As anyone with Complex Regional Pain Syndrome (formerly called Reflex Sympathetic Dystrophy or causalgia) knows, it's very difficult to find any kind of treatment that is effective in relieving the intense pain. However, a new study published in the Annals of Internal Medicine may have unlocked a key to reducing the pain of CRPS and possibly even other chronic pain conditions.
Researchers at the University of Liverpool noted evidence of immune activaton in the affected limb, peripheral blood, and cerebrospinal fluid of CRPS patients. From this they theorized that modulating the immune system may result in reduced pain.
To test their hypothesis, the scientists conducted a randomized, placebo-controlled, double-blind study to ealuate the efficacy of treating CRPS patients with intravenous immunoglobin (IVIG). They found that low-dose IVIG reduced the pain intensity by 30 percent or more for approximately half of the participants.
This study involved 13 patients who had had CRPS for six to 30 months. All of the participants were required to have previously tried acetaminophen, nonsteroidal anti-inflammatory medications, opioid pain relievers, tricyclic antidepressants, gabapentin or pregabalin, and physiotherapy with unsatisfactory results. Prior to beginning the study, all of the patients reported a consistent pain intensity of five or higher (on the traditional 0 - 10 pain scale).
Participants were divided into two groups. One group received the intravenous immunoglobin and the other received a placebo of intravenous saline.
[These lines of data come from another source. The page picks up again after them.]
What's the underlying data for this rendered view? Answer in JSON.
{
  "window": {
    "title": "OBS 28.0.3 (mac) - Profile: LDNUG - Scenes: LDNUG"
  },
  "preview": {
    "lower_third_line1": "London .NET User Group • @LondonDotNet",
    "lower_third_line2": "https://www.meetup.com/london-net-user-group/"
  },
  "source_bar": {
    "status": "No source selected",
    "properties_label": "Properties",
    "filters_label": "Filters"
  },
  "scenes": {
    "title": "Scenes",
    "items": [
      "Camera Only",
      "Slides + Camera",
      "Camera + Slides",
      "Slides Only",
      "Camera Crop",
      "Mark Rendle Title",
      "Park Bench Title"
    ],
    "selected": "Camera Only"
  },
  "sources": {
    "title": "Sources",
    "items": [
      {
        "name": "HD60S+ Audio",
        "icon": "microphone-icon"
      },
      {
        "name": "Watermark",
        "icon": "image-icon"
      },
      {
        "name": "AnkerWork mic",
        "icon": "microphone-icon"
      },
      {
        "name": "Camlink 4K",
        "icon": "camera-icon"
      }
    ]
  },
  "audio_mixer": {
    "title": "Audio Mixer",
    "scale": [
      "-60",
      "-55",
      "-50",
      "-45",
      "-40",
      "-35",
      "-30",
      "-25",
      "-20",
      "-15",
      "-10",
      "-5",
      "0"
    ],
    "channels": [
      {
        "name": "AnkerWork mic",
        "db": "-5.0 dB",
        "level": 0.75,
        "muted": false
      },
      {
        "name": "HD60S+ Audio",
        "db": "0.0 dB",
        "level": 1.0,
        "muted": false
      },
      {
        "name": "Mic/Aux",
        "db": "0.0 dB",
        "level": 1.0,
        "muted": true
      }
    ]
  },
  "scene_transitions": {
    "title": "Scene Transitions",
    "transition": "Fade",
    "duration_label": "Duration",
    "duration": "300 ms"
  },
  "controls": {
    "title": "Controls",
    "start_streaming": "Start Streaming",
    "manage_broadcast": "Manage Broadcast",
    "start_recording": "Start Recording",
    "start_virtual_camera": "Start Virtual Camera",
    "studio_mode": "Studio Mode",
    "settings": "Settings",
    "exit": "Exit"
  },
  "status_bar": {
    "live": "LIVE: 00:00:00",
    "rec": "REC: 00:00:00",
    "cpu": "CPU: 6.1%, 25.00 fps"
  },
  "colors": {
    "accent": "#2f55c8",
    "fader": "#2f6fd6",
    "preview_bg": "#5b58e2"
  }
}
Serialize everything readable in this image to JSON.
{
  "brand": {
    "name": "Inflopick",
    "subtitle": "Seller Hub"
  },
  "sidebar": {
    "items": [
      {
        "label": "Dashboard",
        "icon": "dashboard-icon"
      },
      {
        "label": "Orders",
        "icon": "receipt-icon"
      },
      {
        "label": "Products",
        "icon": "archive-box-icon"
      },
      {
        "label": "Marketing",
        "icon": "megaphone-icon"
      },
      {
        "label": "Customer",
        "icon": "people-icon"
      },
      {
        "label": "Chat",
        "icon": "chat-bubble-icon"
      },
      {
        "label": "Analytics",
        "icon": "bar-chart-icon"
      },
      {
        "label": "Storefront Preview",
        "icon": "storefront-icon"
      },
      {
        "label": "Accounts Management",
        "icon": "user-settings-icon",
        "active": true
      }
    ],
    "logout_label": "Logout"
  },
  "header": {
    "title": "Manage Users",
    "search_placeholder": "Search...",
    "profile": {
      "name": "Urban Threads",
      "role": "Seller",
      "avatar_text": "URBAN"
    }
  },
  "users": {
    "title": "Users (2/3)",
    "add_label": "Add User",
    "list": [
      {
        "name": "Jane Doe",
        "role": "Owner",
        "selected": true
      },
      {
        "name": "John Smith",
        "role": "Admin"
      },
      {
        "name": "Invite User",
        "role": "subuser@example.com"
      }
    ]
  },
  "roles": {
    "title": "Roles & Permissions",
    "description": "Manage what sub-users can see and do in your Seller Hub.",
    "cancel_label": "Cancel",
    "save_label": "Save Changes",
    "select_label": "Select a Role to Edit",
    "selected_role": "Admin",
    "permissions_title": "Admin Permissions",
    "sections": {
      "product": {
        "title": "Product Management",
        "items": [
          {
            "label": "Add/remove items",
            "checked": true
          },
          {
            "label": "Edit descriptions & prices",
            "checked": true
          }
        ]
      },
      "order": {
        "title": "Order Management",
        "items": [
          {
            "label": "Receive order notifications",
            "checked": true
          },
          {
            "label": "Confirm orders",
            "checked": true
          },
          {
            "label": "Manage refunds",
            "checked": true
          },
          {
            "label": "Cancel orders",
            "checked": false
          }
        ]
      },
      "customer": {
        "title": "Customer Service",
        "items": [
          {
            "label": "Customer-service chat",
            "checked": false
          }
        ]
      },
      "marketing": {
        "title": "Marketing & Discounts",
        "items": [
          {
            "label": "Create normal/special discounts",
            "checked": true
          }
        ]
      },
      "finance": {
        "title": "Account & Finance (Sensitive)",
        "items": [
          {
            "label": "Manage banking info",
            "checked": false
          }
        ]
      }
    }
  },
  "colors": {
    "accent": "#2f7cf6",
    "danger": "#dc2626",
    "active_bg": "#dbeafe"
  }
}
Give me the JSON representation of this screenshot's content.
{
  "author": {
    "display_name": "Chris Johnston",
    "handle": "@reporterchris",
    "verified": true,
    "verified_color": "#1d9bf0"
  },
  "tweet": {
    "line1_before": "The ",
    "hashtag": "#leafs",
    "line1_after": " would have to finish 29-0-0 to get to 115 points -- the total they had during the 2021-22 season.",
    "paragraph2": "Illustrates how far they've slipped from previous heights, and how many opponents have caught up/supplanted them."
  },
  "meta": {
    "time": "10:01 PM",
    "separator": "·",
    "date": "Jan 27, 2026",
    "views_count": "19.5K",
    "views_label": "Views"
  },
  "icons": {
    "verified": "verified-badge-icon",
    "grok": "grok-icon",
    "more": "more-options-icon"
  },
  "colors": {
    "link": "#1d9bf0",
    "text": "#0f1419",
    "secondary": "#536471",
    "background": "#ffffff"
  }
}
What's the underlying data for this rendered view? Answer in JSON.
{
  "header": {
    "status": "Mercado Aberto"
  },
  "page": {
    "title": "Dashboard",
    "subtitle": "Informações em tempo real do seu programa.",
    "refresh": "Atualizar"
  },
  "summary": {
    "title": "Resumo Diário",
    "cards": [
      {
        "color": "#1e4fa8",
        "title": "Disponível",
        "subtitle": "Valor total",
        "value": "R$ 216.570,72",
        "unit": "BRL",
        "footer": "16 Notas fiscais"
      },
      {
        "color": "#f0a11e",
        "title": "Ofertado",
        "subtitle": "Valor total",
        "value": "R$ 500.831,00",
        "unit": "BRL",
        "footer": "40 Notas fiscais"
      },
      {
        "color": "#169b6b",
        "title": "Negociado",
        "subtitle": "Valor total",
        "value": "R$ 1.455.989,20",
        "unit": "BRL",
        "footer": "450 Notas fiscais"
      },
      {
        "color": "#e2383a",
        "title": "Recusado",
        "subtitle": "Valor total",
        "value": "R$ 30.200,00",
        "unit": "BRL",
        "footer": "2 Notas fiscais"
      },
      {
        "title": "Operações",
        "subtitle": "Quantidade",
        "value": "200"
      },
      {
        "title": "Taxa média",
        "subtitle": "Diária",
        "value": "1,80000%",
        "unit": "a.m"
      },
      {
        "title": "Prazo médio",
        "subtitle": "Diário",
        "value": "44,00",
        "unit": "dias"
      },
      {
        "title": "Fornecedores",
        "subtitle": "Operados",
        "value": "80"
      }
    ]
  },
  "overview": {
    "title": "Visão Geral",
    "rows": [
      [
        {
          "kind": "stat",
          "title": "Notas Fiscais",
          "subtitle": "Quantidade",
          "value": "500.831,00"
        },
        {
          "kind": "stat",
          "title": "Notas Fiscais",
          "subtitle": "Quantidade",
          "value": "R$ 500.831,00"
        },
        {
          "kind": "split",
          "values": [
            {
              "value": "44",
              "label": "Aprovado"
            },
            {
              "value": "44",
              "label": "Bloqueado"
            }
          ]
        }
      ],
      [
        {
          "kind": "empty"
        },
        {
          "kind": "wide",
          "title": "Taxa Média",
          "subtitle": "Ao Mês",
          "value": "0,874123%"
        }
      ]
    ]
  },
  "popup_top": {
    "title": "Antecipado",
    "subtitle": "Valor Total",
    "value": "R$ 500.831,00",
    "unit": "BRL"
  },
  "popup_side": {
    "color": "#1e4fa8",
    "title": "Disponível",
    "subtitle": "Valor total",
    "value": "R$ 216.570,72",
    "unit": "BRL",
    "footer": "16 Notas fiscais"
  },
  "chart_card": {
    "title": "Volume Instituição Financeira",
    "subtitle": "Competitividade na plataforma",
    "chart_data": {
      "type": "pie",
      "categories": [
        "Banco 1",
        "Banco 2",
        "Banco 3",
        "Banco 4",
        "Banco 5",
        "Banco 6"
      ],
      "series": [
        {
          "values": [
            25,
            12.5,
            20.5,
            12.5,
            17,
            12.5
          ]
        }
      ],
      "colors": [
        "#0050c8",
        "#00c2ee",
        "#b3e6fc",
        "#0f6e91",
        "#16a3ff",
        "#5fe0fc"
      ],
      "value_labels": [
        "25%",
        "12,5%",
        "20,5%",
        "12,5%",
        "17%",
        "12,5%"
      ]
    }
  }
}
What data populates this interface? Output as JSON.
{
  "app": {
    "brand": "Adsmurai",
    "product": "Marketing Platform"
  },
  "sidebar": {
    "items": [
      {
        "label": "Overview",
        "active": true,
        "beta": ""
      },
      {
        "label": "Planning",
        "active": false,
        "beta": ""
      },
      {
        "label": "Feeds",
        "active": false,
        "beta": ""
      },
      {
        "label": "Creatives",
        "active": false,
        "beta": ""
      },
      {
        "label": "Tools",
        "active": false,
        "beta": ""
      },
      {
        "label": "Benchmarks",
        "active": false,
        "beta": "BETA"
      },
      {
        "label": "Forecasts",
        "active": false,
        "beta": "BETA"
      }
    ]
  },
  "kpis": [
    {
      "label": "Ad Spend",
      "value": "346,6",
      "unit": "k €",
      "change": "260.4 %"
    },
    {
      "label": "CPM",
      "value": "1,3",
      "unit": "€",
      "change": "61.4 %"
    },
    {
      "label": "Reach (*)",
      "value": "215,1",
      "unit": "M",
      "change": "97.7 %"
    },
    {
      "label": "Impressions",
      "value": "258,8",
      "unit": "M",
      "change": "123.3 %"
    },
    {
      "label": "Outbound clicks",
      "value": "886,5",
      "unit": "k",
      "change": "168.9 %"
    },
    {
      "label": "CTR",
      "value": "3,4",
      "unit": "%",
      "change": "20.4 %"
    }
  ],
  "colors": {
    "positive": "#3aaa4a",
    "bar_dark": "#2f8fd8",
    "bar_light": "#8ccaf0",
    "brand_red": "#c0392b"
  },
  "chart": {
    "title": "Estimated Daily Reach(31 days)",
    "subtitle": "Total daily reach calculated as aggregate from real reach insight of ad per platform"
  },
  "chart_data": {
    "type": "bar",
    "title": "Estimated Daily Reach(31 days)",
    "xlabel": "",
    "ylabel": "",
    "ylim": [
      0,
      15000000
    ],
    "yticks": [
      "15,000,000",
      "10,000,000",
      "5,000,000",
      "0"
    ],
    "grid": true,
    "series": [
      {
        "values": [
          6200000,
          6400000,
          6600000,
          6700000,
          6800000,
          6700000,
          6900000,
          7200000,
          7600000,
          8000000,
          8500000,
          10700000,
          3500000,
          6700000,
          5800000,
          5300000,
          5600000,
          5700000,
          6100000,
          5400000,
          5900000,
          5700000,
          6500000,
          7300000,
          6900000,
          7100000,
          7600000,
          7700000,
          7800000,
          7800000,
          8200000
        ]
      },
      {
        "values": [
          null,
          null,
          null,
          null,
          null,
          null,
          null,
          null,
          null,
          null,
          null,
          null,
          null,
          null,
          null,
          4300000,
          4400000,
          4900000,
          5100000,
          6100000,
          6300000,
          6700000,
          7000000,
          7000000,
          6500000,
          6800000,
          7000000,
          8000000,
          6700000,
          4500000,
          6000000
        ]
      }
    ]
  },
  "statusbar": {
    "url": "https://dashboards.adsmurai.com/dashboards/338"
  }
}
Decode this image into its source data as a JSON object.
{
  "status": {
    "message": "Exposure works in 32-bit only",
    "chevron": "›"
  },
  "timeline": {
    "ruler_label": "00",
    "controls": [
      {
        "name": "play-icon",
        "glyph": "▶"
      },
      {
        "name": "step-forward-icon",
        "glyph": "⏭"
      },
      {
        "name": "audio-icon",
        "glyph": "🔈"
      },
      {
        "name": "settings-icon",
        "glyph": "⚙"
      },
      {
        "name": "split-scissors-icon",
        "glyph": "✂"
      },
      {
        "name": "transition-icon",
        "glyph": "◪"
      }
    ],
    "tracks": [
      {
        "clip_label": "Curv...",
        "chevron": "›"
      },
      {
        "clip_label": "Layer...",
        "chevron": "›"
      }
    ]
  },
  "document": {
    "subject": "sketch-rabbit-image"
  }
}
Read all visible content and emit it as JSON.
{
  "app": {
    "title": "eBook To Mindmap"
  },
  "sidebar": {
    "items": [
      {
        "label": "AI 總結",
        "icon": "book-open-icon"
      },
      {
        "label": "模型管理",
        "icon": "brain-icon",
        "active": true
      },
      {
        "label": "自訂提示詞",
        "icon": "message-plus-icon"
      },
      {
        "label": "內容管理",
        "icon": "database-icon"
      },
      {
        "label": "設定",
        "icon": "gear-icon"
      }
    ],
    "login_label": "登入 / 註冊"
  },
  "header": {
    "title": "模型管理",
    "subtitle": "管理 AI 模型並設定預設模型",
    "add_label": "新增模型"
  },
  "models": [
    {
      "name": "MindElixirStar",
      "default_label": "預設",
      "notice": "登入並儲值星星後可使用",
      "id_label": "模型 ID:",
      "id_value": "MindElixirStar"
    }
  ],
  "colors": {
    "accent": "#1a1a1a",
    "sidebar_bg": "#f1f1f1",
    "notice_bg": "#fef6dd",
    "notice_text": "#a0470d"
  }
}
Then, following a 28-day washout period, each group received another IV containing the opposite solution. The dosage of immunoglobin was 0.25 g/kg per day for two consecutive days. Patients kept pain diaries, recording their pain levels daily during the study period.
Following the IVIG treatments, pain scores were reduced by an average of 1.55 points. Five patients reported pain scores at least two points lower and three of them said their pain was reduced by more than 50 percent. The pain relief lasted for an average of five weeks. There were no serious adverse reactions reported.
Andreas Goebel, MD, PhD, lead researcher and Senior Lecturer in Pain Medicine, explains: "In CRPS, the real effect of this treatment in clinic may turn out to be even greater than what we have already seen, because IVIG can be given in higher doses, and repeated treatment may have additional effects. IVIG is normally repeated every four weeks and we are working to develop ways which would allow patients to administer the treatment in their own home.
"The discovery is expected to have a real impact on the treatment of other unexplained chronic pain conditions; if one pain condition can be effectively treated with an immune drug, then it is possible that other types will also respond."
Goebel , A, et al. (2010). Intravenous immunoglobulin treatment of the complex regional pain syndrome: a randomized trial. Annals of Internal Medicine, 152(3), 152-158.